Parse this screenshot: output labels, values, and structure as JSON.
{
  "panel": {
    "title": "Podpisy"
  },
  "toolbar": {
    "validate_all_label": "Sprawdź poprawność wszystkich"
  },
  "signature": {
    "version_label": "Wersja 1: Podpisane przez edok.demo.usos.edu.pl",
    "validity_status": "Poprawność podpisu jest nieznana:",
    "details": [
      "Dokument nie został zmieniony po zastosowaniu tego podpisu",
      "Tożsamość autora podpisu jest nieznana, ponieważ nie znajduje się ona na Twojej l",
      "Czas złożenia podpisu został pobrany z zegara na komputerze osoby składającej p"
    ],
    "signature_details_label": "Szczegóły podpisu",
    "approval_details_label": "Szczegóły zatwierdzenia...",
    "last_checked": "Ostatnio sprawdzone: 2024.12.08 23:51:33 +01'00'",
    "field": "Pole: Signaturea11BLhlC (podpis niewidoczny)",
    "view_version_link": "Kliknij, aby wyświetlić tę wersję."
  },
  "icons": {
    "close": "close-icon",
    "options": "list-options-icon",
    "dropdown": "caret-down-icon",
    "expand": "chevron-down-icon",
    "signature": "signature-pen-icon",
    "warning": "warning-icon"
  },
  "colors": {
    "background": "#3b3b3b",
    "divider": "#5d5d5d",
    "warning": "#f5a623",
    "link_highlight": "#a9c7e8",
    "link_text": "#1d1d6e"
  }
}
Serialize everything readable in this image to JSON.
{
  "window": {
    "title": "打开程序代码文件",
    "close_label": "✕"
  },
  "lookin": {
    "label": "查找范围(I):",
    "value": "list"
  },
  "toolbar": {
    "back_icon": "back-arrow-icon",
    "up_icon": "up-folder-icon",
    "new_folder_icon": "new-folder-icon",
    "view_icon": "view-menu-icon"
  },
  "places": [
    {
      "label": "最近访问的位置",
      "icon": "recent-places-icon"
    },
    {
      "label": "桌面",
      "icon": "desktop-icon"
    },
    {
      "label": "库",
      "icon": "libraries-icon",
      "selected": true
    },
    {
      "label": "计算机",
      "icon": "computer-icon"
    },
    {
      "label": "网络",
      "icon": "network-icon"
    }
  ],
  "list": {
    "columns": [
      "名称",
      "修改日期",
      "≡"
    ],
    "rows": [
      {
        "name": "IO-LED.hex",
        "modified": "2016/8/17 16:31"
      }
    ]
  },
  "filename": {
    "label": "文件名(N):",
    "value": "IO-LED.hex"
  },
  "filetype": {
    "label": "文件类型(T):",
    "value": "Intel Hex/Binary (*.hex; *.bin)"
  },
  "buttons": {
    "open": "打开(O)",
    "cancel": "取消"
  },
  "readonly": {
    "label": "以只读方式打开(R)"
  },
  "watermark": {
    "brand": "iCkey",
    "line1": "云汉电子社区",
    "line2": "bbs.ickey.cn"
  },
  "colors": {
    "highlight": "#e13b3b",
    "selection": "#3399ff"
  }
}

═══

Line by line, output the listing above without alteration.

▶ ANSWER
Parse this screenshot: output labels, values, and structure as JSON.
{
  "panel": {
    "title": "Podpisy"
  },
  "toolbar": {
    "validate_all_label": "Sprawdź poprawność wszystkich"
  },
  "signature": {
    "version_label": "Wersja 1: Podpisane przez edok.demo.usos.edu.pl",
    "validity_status": "Poprawność podpisu jest nieznana:",
    "details": [
      "Dokument nie został zmieniony po zastosowaniu tego podpisu",
      "Tożsamość autora podpisu jest nieznana, ponieważ nie znajduje się ona na Twojej l",
      "Czas złożenia podpisu został pobrany z zegara na komputerze osoby składającej p"
    ],
    "signature_details_label": "Szczegóły podpisu",
    "approval_details_label": "Szczegóły zatwierdzenia...",
    "last_checked": "Ostatnio sprawdzone: 2024.12.08 23:51:33 +01'00'",
    "field": "Pole: Signaturea11BLhlC (podpis niewidoczny)",
    "view_version_link": "Kliknij, aby wyświetlić tę wersję."
  },
  "icons": {
    "close": "close-icon",
    "options": "list-options-icon",
    "dropdown": "caret-down-icon",
    "expand": "chevron-down-icon",
    "signature": "signature-pen-icon",
    "warning": "warning-icon"
  },
  "colors": {
    "background": "#3b3b3b",
    "divider": "#5d5d5d",
    "warning": "#f5a623",
    "link_highlight": "#a9c7e8",
    "link_text": "#1d1d6e"
  }
}
Serialize everything readable in this image to JSON.
{
  "window": {
    "title": "打开程序代码文件",
    "close_label": "✕"
  },
  "lookin": {
    "label": "查找范围(I):",
    "value": "list"
  },
  "toolbar": {
    "back_icon": "back-arrow-icon",
    "up_icon": "up-folder-icon",
    "new_folder_icon": "new-folder-icon",
    "view_icon": "view-menu-icon"
  },
  "places": [
    {
      "label": "最近访问的位置",
      "icon": "recent-places-icon"
    },
    {
      "label": "桌面",
      "icon": "desktop-icon"
    },
    {
      "label": "库",
      "icon": "libraries-icon",
      "selected": true
    },
    {
      "label": "计算机",
      "icon": "computer-icon"
    },
    {
      "label": "网络",
      "icon": "network-icon"
    }
  ],
  "list": {
    "columns": [
      "名称",
      "修改日期",
      "≡"
    ],
    "rows": [
      {
        "name": "IO-LED.hex",
        "modified": "2016/8/17 16:31"
      }
    ]
  },
  "filename": {
    "label": "文件名(N):",
    "value": "IO-LED.hex"
  },
  "filetype": {
    "label": "文件类型(T):",
    "value": "Intel Hex/Binary (*.hex; *.bin)"
  },
  "buttons": {
    "open": "打开(O)",
    "cancel": "取消"
  },
  "readonly": {
    "label": "以只读方式打开(R)"
  },
  "watermark": {
    "brand": "iCkey",
    "line1": "云汉电子社区",
    "line2": "bbs.ickey.cn"
  },
  "colors": {
    "highlight": "#e13b3b",
    "selection": "#3399ff"
  }
}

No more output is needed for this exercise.